Dataset rows for apps and sites:
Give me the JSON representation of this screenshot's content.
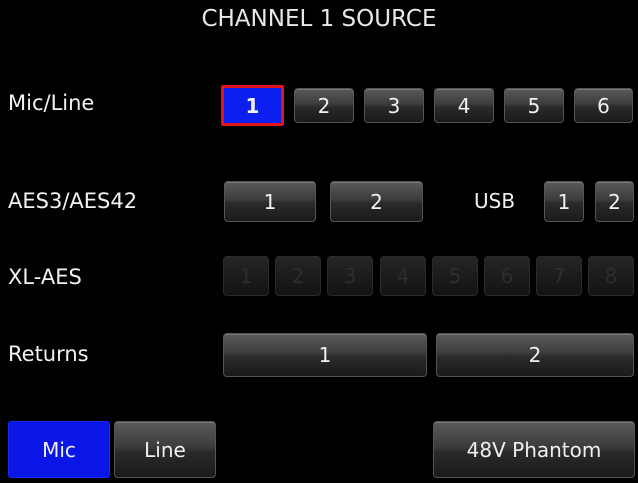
{
  "title": "CHANNEL 1 SOURCE",
  "rows": {
    "mic_line": {
      "label": "Mic/Line",
      "buttons": [
        "1",
        "2",
        "3",
        "4",
        "5",
        "6"
      ],
      "selected": "1"
    },
    "aes": {
      "label": "AES3/AES42",
      "buttons": [
        "1",
        "2"
      ]
    },
    "usb": {
      "label": "USB",
      "buttons": [
        "1",
        "2"
      ]
    },
    "xl_aes": {
      "label": "XL-AES",
      "buttons": [
        "1",
        "2",
        "3",
        "4",
        "5",
        "6",
        "7",
        "8"
      ],
      "enabled": false
    },
    "returns": {
      "label": "Returns",
      "buttons": [
        "1",
        "2"
      ]
    }
  },
  "bottom": {
    "mic_label": "Mic",
    "line_label": "Line",
    "active_mode": "Mic",
    "phantom_label": "48V Phantom"
  },
  "colors": {
    "background": "#000000",
    "selected_fill": "#0c1ef0",
    "selected_border": "#e3141c",
    "mode_active_fill": "#0a16e6"
  }
}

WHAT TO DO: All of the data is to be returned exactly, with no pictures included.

RESPONSE FOR THIS EXERCISE:
Give me the JSON representation of this screenshot's content.
{
  "title": "CHANNEL 1 SOURCE",
  "rows": {
    "mic_line": {
      "label": "Mic/Line",
      "buttons": [
        "1",
        "2",
        "3",
        "4",
        "5",
        "6"
      ],
      "selected": "1"
    },
    "aes": {
      "label": "AES3/AES42",
      "buttons": [
        "1",
        "2"
      ]
    },
    "usb": {
      "label": "USB",
      "buttons": [
        "1",
        "2"
      ]
    },
    "xl_aes": {
      "label": "XL-AES",
      "buttons": [
        "1",
        "2",
        "3",
        "4",
        "5",
        "6",
        "7",
        "8"
      ],
      "enabled": false
    },
    "returns": {
      "label": "Returns",
      "buttons": [
        "1",
        "2"
      ]
    }
  },
  "bottom": {
    "mic_label": "Mic",
    "line_label": "Line",
    "active_mode": "Mic",
    "phantom_label": "48V Phantom"
  },
  "colors": {
    "background": "#000000",
    "selected_fill": "#0c1ef0",
    "selected_border": "#e3141c",
    "mode_active_fill": "#0a16e6"
  }
}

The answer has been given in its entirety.